BEGIN
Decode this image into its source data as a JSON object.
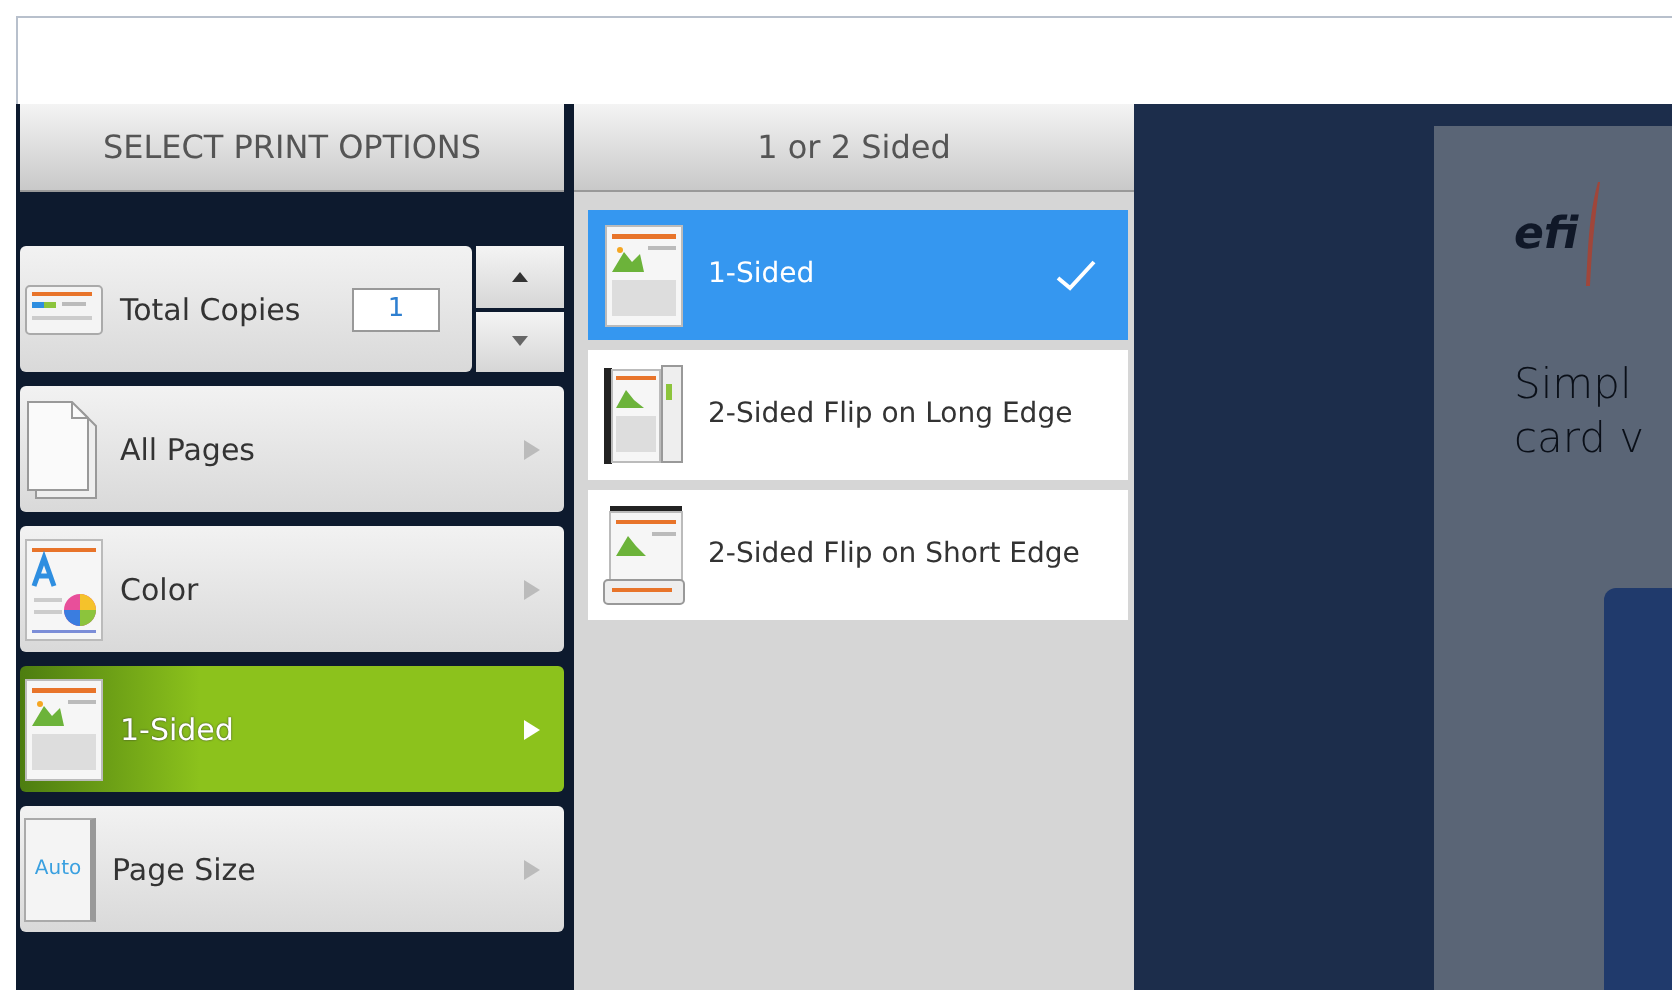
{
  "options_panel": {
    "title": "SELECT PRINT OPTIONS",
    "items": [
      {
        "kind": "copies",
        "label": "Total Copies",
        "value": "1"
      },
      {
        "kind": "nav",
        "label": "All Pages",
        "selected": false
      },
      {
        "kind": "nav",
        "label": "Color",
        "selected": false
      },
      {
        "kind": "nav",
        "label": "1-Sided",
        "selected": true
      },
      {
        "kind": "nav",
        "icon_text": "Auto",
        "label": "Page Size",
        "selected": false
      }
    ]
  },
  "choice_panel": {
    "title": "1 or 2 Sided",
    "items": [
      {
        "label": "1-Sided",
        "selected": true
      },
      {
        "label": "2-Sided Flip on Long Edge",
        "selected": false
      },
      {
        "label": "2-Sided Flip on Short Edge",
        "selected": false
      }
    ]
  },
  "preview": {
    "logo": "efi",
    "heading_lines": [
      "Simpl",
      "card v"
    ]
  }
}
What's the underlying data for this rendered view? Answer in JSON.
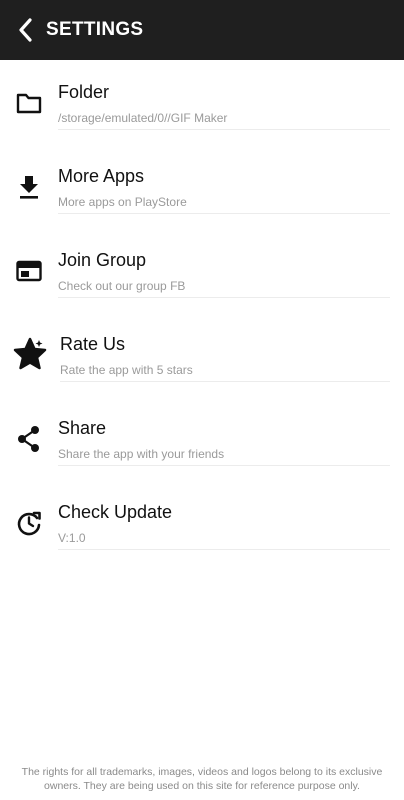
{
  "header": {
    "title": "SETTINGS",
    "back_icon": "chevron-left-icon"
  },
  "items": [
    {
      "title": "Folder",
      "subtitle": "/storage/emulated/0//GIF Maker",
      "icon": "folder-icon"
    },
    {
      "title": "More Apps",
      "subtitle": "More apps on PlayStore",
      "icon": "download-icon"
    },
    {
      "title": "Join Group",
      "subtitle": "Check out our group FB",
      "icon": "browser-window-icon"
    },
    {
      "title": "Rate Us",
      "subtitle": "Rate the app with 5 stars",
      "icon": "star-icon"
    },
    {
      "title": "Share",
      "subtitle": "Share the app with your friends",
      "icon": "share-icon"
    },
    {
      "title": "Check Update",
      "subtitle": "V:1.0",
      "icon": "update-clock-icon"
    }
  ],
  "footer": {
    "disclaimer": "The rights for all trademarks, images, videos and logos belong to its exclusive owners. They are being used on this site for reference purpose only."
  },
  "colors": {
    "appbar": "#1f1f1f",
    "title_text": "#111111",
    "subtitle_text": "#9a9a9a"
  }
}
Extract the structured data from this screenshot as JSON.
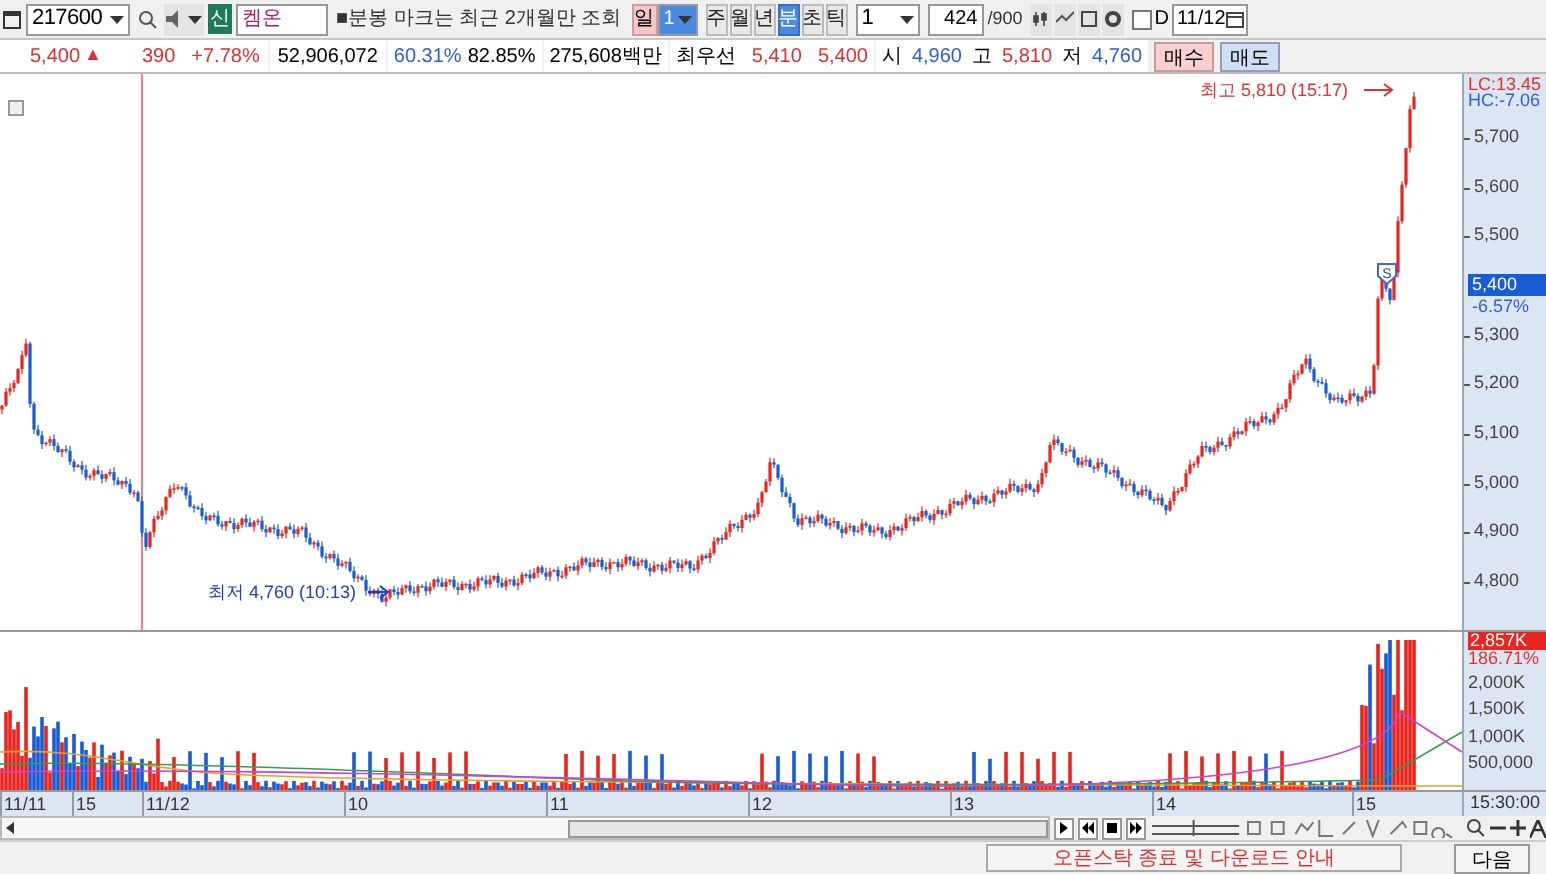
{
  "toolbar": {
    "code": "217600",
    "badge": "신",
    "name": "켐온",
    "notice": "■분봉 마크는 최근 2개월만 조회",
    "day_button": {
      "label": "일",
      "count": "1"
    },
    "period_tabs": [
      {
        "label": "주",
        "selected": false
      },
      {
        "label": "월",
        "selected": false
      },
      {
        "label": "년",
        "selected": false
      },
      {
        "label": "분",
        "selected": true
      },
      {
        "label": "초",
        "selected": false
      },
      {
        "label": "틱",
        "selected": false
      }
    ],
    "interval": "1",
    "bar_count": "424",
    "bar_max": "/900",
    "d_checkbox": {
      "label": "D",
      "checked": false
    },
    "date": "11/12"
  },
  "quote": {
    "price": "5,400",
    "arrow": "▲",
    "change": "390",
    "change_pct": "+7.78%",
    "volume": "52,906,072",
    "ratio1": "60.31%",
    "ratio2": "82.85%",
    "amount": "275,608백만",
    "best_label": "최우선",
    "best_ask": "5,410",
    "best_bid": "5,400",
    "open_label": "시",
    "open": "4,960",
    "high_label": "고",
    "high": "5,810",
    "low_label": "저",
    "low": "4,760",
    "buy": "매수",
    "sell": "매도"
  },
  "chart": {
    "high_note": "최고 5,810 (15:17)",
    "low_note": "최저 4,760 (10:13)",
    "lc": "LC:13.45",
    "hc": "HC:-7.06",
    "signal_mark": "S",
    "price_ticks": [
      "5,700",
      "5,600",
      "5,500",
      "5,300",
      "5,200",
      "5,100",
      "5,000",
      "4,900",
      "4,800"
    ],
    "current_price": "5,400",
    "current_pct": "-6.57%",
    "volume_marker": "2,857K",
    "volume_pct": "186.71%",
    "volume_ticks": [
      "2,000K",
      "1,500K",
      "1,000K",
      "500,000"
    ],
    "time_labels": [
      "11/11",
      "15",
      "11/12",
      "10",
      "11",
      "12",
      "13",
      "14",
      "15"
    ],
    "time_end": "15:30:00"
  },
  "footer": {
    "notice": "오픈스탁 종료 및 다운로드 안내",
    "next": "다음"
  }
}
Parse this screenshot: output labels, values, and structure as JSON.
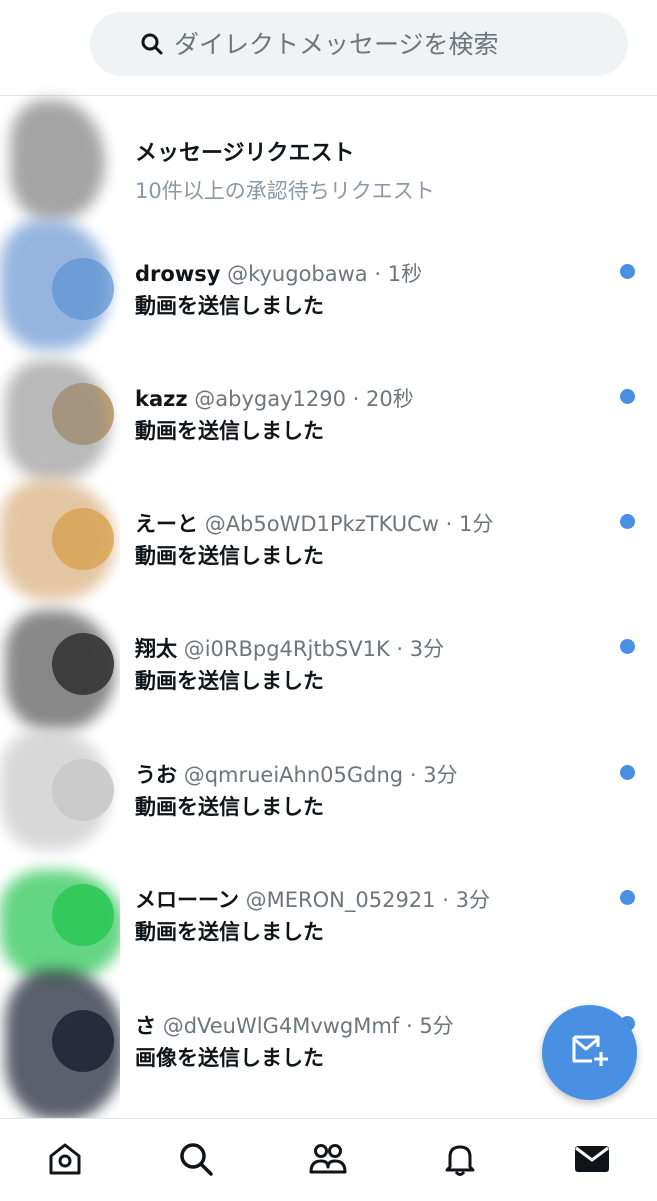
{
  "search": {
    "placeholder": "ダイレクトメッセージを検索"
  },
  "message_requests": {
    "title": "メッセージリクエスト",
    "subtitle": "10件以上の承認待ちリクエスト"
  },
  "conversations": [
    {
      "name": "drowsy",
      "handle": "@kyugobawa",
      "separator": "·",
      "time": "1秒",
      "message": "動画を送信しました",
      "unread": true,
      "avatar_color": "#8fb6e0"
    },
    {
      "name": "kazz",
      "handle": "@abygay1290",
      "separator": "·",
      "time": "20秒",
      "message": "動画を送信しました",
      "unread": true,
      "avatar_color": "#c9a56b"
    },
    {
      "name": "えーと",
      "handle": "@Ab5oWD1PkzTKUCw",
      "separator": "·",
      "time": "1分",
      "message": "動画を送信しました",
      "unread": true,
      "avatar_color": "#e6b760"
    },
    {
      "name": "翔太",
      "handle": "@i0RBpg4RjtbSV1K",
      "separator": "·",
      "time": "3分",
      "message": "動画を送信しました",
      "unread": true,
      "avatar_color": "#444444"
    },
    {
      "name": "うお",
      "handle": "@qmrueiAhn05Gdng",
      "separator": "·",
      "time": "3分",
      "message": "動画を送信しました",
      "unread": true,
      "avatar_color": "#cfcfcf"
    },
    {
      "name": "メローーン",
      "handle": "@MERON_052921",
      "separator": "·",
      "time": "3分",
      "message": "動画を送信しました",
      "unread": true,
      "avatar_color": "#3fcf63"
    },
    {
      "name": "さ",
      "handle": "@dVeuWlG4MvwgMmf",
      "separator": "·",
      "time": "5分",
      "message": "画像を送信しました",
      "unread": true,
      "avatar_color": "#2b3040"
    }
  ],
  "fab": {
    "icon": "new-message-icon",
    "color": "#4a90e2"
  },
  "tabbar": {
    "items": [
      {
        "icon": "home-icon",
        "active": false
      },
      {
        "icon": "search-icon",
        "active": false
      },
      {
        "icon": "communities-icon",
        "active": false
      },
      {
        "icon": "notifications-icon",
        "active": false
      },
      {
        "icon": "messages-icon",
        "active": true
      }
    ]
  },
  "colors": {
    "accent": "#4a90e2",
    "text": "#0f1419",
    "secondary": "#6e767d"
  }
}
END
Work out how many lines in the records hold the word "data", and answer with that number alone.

3